Thursday, October 16, 2008
Cabaret Voltaire - The Original Sound Of Sheffield '78/'82
Cabaret Voltaire, "Do The Mussolini (Headkick!)" (YSI link)
Cabaret Voltaire, "Nag Nag Nag" (YSI link)
Cabaret Voltaire, "Obsession" (YSI link)
Cabaret Voltaire, "Loosen The Clamp" (YSI link)
[Ed. note: Sorry for the m4a files. I uploaded this CD a long time ago and didn't realize I had done so in this format. I don't have access to the CD at the moment, but hopefully once I get back to Philly, I'll be able to give everyone a HQ mp3. In the meantime, this should give you a taste of CV.]
It wasn't all disco and cocaine back in the late 70s. There was also a parallel electronic music scene that took its inspiration from the avant garde and punk than soul and funk. Cabaret Voltaire are one of the best examples of this dark dance music. A trio consisting of Richard H. Kirk, Stephen Mallinder and Chris Watson that formed in the early 70s, the band was supremely influential in developing the industrial sound. They themselves were influenced by the work of Beats like William S. Burroughs and Bryon Grisin, who experimented with the cut-up technique in which they would cut up their work into pieces and reorder them at random.
Enough background, let's get to the music. These songs come from the 2001 compilation, The Original Sound Of Sheffield '78/'82, on Mute Records that collected some of the band's best songs from the period of 1978-1982, the period when things first got rolling for the group. This early period features some of the bleakest, darkest music ever, a whole disc of feedback, distortion, manipulated sounds, tribal drum machine noises. There's definitely a pulse and rhythm here, somtimes buried under the static, this ain't bleeps and noises; check out the final song, "Loosen The Clamp," you will clearly hear that these guys were responding to the dance music coming out at the time. This isn't oontz-oontz dance music, but it's there, stripped to the bone. The funky bass, the mechanical, almost tribal drums and space-y keys create a hypnotic track that would influence lots of our favorite music still to come.

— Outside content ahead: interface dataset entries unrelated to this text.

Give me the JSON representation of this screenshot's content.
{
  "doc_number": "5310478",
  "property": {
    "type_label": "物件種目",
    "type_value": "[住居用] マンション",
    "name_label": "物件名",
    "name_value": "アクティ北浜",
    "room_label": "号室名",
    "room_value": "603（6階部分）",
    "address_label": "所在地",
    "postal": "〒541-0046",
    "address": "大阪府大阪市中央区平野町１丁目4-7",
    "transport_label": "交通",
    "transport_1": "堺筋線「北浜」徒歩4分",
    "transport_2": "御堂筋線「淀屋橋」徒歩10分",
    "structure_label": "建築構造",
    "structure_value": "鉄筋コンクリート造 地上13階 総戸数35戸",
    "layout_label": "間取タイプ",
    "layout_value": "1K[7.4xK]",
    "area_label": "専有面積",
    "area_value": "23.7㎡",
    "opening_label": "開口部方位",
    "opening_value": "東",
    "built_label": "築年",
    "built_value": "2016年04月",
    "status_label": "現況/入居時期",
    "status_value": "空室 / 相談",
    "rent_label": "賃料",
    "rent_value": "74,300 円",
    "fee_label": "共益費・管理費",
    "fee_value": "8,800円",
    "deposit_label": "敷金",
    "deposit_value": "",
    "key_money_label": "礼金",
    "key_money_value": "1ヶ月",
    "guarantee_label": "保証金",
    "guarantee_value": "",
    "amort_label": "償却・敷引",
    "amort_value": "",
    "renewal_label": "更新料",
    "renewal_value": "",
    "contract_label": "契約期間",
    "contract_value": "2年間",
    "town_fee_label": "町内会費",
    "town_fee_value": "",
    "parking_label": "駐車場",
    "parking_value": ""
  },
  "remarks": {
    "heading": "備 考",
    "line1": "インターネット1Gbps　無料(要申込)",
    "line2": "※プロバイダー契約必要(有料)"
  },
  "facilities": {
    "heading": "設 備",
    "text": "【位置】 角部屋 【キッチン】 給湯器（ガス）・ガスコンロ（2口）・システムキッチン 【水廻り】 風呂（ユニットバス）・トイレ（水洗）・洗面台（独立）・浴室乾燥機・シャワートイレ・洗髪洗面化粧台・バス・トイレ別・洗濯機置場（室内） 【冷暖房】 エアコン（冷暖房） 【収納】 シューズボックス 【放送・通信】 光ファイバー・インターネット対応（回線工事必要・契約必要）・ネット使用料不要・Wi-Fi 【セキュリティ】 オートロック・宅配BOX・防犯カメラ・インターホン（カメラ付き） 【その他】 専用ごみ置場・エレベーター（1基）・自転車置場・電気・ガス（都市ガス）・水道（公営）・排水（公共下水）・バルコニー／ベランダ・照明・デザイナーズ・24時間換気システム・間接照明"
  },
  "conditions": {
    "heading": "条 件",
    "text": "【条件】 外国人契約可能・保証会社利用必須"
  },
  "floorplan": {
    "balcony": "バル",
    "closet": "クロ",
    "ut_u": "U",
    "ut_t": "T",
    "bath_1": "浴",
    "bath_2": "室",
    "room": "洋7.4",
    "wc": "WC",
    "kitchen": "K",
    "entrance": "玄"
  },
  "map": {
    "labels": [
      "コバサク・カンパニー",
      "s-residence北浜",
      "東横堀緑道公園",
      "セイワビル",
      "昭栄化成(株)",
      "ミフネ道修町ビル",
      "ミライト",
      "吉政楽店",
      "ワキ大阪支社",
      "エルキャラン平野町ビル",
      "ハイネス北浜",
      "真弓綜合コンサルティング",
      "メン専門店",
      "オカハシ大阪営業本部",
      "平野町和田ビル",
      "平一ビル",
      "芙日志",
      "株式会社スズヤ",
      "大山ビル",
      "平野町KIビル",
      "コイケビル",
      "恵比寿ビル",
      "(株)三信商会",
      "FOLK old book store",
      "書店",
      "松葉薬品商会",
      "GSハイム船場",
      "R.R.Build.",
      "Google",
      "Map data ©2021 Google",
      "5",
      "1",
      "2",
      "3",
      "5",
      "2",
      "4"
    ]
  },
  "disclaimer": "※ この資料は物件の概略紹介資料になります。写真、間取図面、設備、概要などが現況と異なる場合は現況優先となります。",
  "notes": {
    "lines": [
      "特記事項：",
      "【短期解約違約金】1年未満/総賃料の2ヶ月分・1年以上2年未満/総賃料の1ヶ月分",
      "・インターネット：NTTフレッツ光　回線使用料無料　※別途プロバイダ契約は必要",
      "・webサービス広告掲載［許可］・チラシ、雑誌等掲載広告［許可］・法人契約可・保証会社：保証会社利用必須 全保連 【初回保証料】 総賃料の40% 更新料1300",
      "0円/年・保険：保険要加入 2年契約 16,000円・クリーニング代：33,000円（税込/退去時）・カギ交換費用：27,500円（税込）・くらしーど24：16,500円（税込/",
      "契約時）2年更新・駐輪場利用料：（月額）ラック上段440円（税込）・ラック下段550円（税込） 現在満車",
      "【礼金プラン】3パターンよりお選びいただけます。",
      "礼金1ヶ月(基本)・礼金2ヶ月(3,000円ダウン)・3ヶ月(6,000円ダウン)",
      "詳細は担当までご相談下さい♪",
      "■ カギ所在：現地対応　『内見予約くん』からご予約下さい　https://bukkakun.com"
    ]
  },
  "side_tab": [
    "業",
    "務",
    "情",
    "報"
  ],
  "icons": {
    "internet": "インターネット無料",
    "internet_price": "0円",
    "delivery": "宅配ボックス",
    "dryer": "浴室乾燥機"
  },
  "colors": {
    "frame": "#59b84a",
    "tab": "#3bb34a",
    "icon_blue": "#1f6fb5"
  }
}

The earlier songs like the awesomely titled "Do The Mussolini (Headkick!)" come more out of the punk ether, with the main comparison that comes to my mind is the electro-punk sounds of Suicide. "Nag Nag Nag" is similar, starting off in feedback and never giving your eardrums much of break from there on out. There's some distorted vocals, a massive rhythm section that would make a rock band proud and that layer of feedback that drifts over the whole thing. Awesome stuff.
Obviously, I highly recommend picking up this CD from the excellent Forced Exposure, a great introduction to the group. We'll take a look at part of the look back which covers 1983-1987 and hopefully a lot more down the road, as we're gonna focus a lot more on this darker side of the dance music world. Oh, and I am going to be a little more active with my myspace page, so add me if you'd like some extra goodies. Yes? Yes!